Who Qualifies as Virginia Employees for Workers’ Compensation Purposes?
Even if the workers’ compensation law requires an employer to have insurance coverage, an injured worker still must qualify as an employee to receive benefits. Whether a worker is an employee is based on the employment arrangement, rather than on the terminology the employer uses to describe the worker or the job.
Many workers, including full-time and part-time employees, seasonal and temporary workers, apprentices, trainees, and working family members qualify as employees for workers’ comp purposes. Volunteers generally do not qualify as employees.
The frequency and duration of employment is not relevant to whether a worker qualifies as an employee. Eligibility for workers’ compensation begins immediately when an employee starts work. Accidents or injuries that occur to new employees who are learning their job are covered in the same way as injuries to long-term employees.

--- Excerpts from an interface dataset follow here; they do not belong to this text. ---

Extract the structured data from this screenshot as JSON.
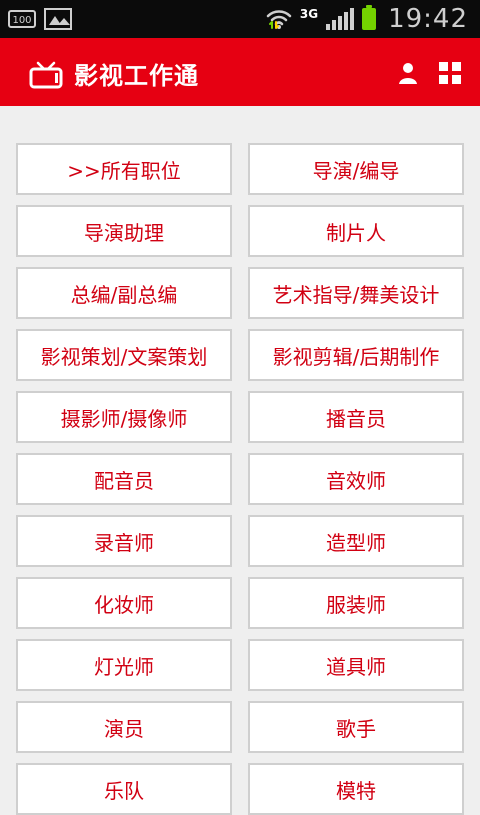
{
  "status_bar": {
    "battery_saver_label": "100",
    "network": "3G",
    "time": "19:42",
    "icons": [
      "image-icon",
      "wifi-icon",
      "signal-icon",
      "battery-icon"
    ]
  },
  "app_bar": {
    "title": "影视工作通",
    "icons": [
      "tv-icon",
      "user-icon",
      "grid-icon"
    ]
  },
  "categories": [
    ">>所有职位",
    "导演/编导",
    "导演助理",
    "制片人",
    "总编/副总编",
    "艺术指导/舞美设计",
    "影视策划/文案策划",
    "影视剪辑/后期制作",
    "摄影师/摄像师",
    "播音员",
    "配音员",
    "音效师",
    "录音师",
    "造型师",
    "化妆师",
    "服装师",
    "灯光师",
    "道具师",
    "演员",
    "歌手",
    "乐队",
    "模特"
  ],
  "colors": {
    "accent_red": "#E60012",
    "button_text_red": "#D10012",
    "background": "#EFEFEF",
    "button_border": "#CFCFCF"
  }
}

Independent contractors of an employer are not employees, and do not qualify for workers’ compensation benefits. Generally, an independent contractor is a person who is self-employed, works for multiple businesses, and receives a 1099 federal income tax form. In contrast, an employee is not self-employed, works for one company, and receives a W-2 federal tax form. The Virginia Workers’ Compensation Commission considers a range of factors in determining whether an injured worker is an employee or independent contractor, including whether the employer maintained control over the employment relationship and the worker’s performance of their duties.
In some cases, an employer may deny benefits on the basis that an injured worker is an independent contractor, when in fact the worker qualifies as an employee under the law. If you face that situation, you should talk with a knowledgeable workers’ compensation lawyer to protect your right to benefits.
Getting Workers’ Compensation Benefits
Even if you qualify as an employee working for an employer with workers’ compensation coverage, an injury must meet other requirements to be eligible for benefits. Employers deny workers’ comp claims for many different reasons. An experienced workers’ compensation attorney can help you make certain that you receive the benefits the law provides for you.
Schedule a Free Consultation with Our Virginia Workers’ Compensation Attorneys
If you received an injury at work, our experienced Virginia workers’ compensation attorneys at Renfro & Renfro are here to help. We assist injured workers with every step of the claim process, including addressing issues relating to employment status when the employer raises them. We welcome you to call us at (804) 601-4433 or contact us for a free consultation.